1,063 research outputs found

    Human-machine diversity in the use of computerised advisory systems: a case study

    Get PDF
    Computer-based advisory systems form with their users composite, human-machine systems. Redundancy and diversity between the human and the machine are often important for the dependability of such systems. We discuss the modelling approach we applied in a case study. The goal is to assess failure probabilities for the analysis of X-ray films for detecting cancer, performed by a person assisted by a computer-based tool. Differently from most approaches to human reliability assessment, we focus on the effects of failure diversity — or correlation — between humans and machines. We illustrate some of the modelling and prediction problems, especially those caused by the presence of the human component. We show two alternative models, with their pros and cons, and illustrate, via numerical examples and analytically, some interesting and non-intuitive answers to questions about reliability assessment and design choices for human-computer systems

    Design of Loss Functions for Solving Inverse Problems using Deep Learning

    Get PDF
    Solving inverse problems is a crucial task in several applications that strongly a ffect our daily lives, including multiple engineering fields, military operations, and/or energy production. There exist different methods for solving inverse problems, including gradient based methods, statistics based methods, and Deep Learning (DL) methods. In this work, we focus on the latest. Speci fically, we study the design of proper loss functions for dealing with inverse problems using DL. To do this, we introduce a simple benchmark problem with known analytical solution. Then, we propose multiple loss functions and compare their performance when applied to our benchmark example problem. In addition, we analyze how to improve the approximation of the forward function by: (a) considering a Hermite-type interpolation loss function, and (b) reducing the number of samples for the forward training in the Encoder-Decoder method. Results indicate that a correct desig

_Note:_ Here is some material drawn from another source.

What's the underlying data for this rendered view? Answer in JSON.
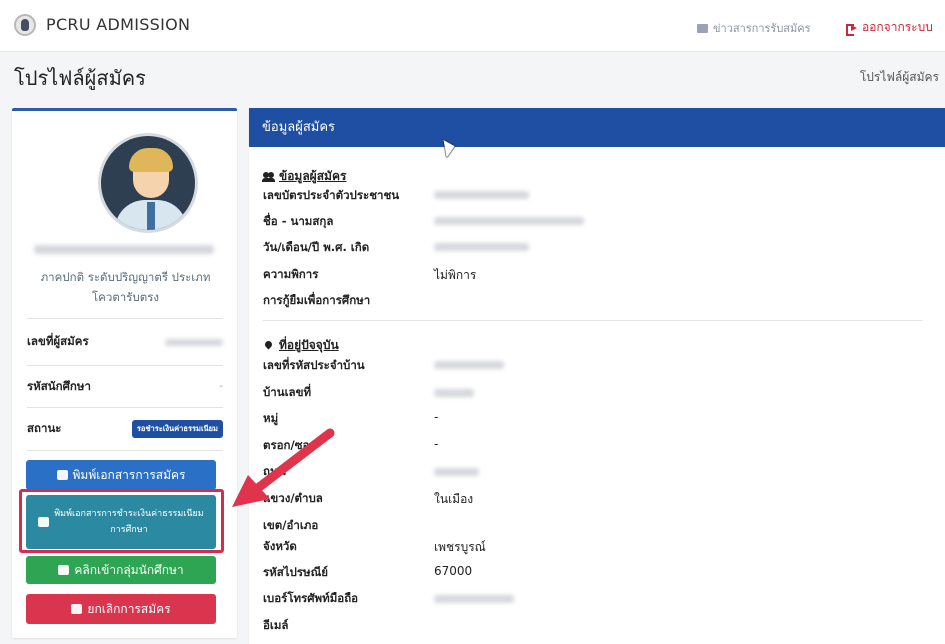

    Intracellular Ca2+ release through ryanodine receptors contributes to AMPA receptor-mediated mitochondrial dysfunction and ER stress in oligodendrocytes

    Get PDF
    Overactivation of ionotropic glutamate receptors in oligodendrocytes induces cytosolic Ca2+ overload and excitotoxic death, a process that contributes to demyelination and multiple sclerosis. Excitotoxic insults cause well-characterized mitochondrial alterations and endoplasmic reticulum (ER) dysfunction, which is not fully understood. In this study, we analyzed the contribution of ER-Ca2+ release through ryanodine receptors (RyRs) and inositol triphosphate receptors (IP3Rs) to excitotoxicity in oligodendrocytes in vitro. First, we observed that oligodendrocytes express all previously characterized RyRs and IP3Rs. Blockade of Ca2+-induced Ca2+ release by TMB-8 following α-amino-3-hydroxyl-5-methyl-4-isoxazole-propionate (AMPA) receptor-mediated insults attenuated both oligodendrocyte death and cytosolic Ca2+ overload. In turn, RyR inhibition by ryanodine reduced as well the Ca2+ overload whereas IP3R inhibition was ineffective. Furthermore, AMPA-triggered mitochondrial membrane depolarization, oxidative stress and activation of caspase-3, which in all instances was diminished by RyR inhibition. In addition, we observed that AMPA induced an ER stress response as revealed by α subunit of the eukaryotic initiation factor 2α phosphorylation, overexpression of GRP chaperones and RyR-dependent cleavage of caspase-12. Finally, attenuating ER stress with salubrinal protected oligodendrocytes from AMPA excitotoxicity. Together, these results show that Ca2+ release through RyRs contributes to cytosolic Ca2+ overload, mitochondrial dysfunction, ER stress and cell death following AMPA receptor-mediated excitotoxicity in oligodendrocytes
    • 

    corecore